- _Work required_
One line at a time, check the entries below for the word "columns", and copy each line that has it.

- _Records for the task_
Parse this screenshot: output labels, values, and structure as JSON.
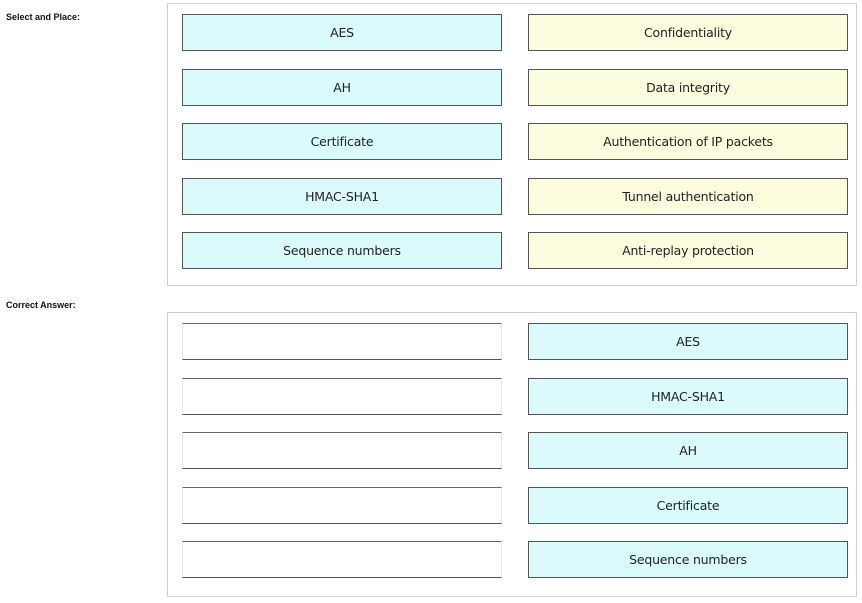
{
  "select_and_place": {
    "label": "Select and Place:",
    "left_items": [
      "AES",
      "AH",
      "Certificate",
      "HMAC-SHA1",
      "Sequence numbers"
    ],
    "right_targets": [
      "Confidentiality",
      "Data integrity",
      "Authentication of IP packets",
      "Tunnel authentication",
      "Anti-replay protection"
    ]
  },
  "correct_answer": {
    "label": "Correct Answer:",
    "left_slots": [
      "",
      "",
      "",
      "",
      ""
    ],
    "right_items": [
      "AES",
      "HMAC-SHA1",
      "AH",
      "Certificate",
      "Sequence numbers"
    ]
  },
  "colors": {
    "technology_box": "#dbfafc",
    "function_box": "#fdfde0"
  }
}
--
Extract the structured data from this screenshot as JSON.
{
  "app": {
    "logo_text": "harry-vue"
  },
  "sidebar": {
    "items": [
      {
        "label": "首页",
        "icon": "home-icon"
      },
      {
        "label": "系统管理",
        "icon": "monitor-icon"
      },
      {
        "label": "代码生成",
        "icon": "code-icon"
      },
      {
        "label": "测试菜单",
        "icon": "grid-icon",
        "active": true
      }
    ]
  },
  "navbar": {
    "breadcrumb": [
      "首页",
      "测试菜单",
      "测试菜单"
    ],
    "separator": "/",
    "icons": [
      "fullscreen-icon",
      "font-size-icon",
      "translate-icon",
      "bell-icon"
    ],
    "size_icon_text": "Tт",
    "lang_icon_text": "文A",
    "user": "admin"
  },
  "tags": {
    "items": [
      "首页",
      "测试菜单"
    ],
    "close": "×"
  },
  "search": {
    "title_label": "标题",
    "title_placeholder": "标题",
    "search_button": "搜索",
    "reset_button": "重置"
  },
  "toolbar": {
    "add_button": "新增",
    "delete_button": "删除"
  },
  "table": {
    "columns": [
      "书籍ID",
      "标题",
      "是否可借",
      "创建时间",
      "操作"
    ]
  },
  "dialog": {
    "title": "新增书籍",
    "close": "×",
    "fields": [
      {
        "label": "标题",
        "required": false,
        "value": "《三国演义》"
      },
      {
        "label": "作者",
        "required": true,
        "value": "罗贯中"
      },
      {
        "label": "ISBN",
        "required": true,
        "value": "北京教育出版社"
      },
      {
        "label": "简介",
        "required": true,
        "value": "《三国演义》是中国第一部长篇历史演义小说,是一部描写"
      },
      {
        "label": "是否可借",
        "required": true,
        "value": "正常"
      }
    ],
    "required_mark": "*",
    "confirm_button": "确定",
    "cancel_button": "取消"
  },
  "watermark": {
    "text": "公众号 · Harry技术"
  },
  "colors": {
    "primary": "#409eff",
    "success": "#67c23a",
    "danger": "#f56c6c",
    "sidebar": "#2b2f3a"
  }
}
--
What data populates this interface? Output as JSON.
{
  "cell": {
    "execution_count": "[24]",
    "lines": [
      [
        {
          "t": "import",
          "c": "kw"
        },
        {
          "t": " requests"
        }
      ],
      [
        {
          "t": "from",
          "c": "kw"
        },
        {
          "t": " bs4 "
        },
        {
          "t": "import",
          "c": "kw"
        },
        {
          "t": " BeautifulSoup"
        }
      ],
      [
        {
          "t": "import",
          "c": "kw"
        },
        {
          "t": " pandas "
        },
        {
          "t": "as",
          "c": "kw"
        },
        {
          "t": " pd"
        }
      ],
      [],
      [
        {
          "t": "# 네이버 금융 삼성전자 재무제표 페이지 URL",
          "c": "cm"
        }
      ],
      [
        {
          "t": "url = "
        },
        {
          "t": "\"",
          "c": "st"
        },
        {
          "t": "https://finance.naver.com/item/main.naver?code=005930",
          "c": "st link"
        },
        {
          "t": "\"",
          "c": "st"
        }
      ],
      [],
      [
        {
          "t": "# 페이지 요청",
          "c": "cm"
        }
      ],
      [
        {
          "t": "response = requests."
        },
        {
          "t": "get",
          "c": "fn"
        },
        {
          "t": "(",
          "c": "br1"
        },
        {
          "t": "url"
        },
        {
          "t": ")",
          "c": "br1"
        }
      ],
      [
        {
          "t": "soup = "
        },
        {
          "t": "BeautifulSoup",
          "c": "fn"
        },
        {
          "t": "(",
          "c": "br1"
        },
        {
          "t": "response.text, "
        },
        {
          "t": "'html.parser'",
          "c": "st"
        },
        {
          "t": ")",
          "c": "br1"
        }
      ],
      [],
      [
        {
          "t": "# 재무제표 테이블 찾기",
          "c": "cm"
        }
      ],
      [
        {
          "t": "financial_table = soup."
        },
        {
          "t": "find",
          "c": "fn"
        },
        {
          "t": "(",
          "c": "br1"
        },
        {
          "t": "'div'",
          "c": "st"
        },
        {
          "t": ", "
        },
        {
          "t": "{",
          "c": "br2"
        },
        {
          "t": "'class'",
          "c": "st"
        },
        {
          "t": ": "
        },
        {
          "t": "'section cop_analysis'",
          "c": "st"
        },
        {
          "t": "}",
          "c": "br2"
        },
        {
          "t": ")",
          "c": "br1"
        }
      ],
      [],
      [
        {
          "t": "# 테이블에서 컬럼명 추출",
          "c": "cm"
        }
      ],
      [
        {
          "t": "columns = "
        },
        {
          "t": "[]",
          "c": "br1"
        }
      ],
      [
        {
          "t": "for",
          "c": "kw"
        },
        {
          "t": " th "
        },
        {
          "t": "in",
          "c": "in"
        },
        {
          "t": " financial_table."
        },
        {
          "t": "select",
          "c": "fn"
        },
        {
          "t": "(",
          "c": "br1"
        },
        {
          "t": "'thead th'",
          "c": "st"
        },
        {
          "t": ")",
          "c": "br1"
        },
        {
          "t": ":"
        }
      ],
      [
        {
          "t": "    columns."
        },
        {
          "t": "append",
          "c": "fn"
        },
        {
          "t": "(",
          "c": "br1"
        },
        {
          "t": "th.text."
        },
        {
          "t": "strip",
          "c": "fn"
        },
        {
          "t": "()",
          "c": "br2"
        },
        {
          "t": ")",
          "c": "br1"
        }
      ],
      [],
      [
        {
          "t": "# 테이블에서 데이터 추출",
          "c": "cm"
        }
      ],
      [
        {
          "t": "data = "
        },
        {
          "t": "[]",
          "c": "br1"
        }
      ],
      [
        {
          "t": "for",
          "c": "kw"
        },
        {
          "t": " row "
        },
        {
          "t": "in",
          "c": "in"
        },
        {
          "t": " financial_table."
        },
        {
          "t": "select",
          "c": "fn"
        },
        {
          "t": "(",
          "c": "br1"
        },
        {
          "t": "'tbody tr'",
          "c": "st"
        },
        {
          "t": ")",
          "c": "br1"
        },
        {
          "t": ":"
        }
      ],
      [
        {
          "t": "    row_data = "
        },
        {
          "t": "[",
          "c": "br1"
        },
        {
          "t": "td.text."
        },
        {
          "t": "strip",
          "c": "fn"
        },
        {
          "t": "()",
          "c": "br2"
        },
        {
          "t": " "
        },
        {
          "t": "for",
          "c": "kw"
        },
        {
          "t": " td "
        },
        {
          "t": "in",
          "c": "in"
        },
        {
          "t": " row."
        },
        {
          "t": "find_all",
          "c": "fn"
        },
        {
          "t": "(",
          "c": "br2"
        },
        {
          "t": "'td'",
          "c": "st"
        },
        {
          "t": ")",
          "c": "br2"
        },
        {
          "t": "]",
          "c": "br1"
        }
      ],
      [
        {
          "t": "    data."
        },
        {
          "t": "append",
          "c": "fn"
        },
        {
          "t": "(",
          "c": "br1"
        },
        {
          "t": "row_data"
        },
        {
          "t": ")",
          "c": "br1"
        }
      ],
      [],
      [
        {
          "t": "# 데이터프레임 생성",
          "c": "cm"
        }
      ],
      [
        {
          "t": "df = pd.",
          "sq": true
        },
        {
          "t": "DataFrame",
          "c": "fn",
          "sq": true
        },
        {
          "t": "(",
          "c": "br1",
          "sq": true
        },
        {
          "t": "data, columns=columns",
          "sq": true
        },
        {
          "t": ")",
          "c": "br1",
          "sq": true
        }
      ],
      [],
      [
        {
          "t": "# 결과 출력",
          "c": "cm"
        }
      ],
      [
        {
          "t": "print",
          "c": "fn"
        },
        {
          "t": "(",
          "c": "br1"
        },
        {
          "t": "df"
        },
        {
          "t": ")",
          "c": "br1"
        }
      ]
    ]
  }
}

- _Answer for this exercise_
    "columns": [
          "t": "columns = "
          "t": "    columns."
          "t": "data, columns=columns",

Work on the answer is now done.